Normal people cringe when they hear the word “statistics” (or they slip into a glassy-eyed stupor). I think it’s a very exciting subject that, for the most part, gets a bad rap. Mark Twain decried, “There are lies, there are damn lies, and then there are statistics!” He was talking about polling data, which can be highly subjective. A pollster can design a poll to say whatever he wants it to say depending on how he phrases a question. But to an investor (or a baseball fan) statistics are a vital component of our analytical toolbox, especially if we’re measuring absolute data, like the daily closing price of an index or the number of hits a player gets in a baseball game. These data points help us to assess past performance and gives us an idea of the possible outcomes the future can hold. This helps wealth managers determine which indices would make good portfolio components and it helps baseball teams determine which players they will offer a lucrative contract.

All you need to know about statistics and investing can be summed up as follows:

The average is the midpoint of all the returns that are measured over a period of time. In other words, half of the results measured will be higher than the average and half of the results will be lower than the average. For example, the annualized return for the Dow Jones Industrial Average (DJIA) since September of 1987 was 8.07% (source: Dow Jones Indexes). This takes into account the crash in October of that year, which was the single largest one month decline of -23%, and our recent performance through March of 2009. As we all know, that doesn’t mean that each year the DJIA plugged along linearly at 8.07% per year. That brings us to our next critical statistical concept, which is standard deviation.

Standard deviation measures the variability of the returns used to compute the average. For the past five calendar years, the DJIA has returned 8.92%, 6.31%, 14.84%, 11.78% and -35.90% in 2008. The standard deviation for the DJIA since September of 1987 through March of 2008 was 15.61% (source: Dow Jones Indexes).

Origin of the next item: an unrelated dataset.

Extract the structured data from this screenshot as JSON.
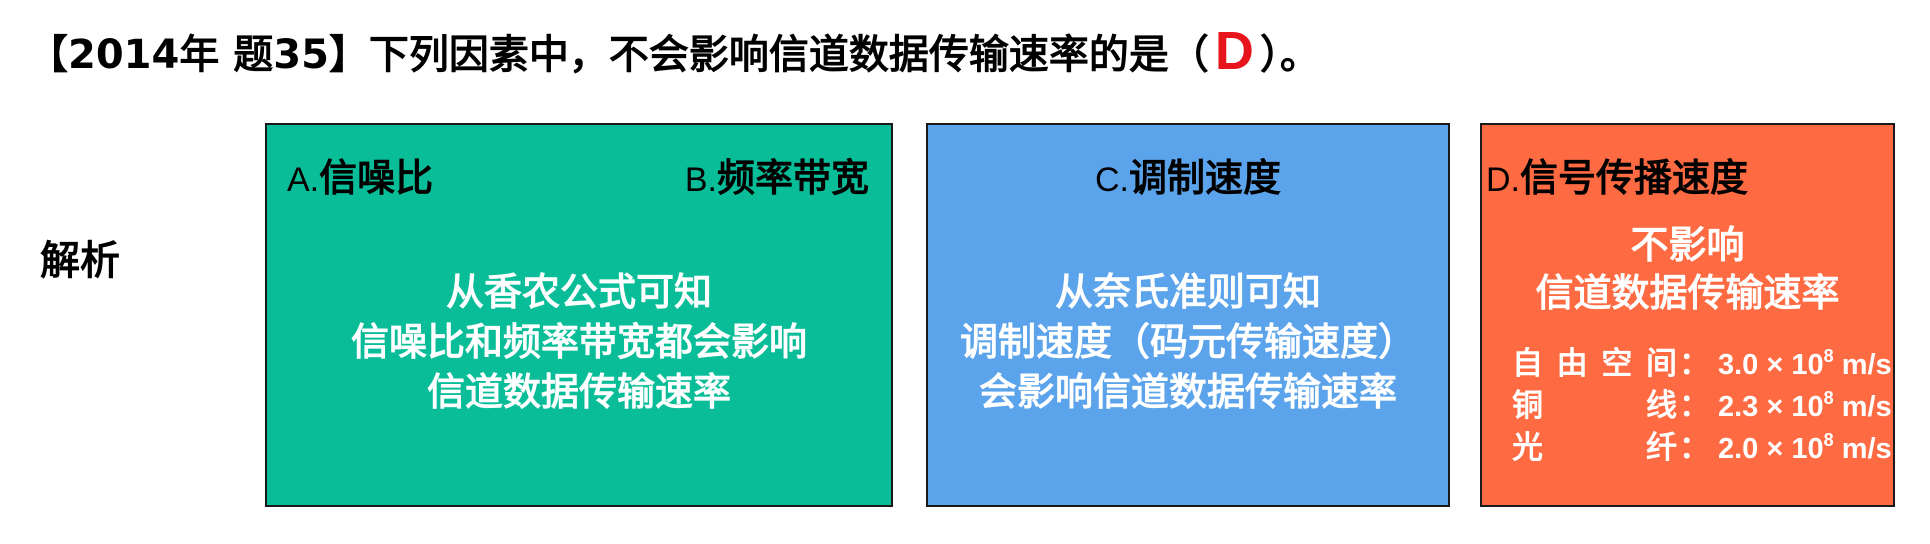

If we have an average rate of return and a standard deviation, we can develop expectations for future performance. If you took the average rate of return for the DJIA (8.07%) and added its standard deviation (15.61%), and then subtracted the standard deviation from the average, this range of possible returns would account for 67% of the likely outcomes for that index. In other words, in two out of three years, the return of that index would be between -7.54% and 23.68% ( 8.07% – 15.61% and 8.07% + 15.61%). If you wanted to account for 95% of the likely outcomes, you could add and subtract two standard deviations to the average, which would give us a possible range of returns between -23.21% and 39.29%. To get 99% certainty for the range of possible outcomes, we would add and subtract three standard deviations above and below the average, which would give us a possible range of returns between-38.82% and 54.90%. This range of outcomes is known as the bell curve or a normal distribution.

I use this concept to design portfolios for my clients. Each asset class has its own risk/return profile. When we blend different asset classes we optimize the likelihood of a favourable long-term result while minimizing volatility over the long-term. Outcomes like what we experienced in 2008 are rare but possible (as we have already figured out). The likelihood of realizing that extreme of an outcome (three standard deviations below the average annual return) two years in a row are, thankfully, highly improbable. I can’t predict what the DJIA is going to do over the next five minutes, but I am highly confident that the probability for good results over the next five years and beyond are quite reasonable.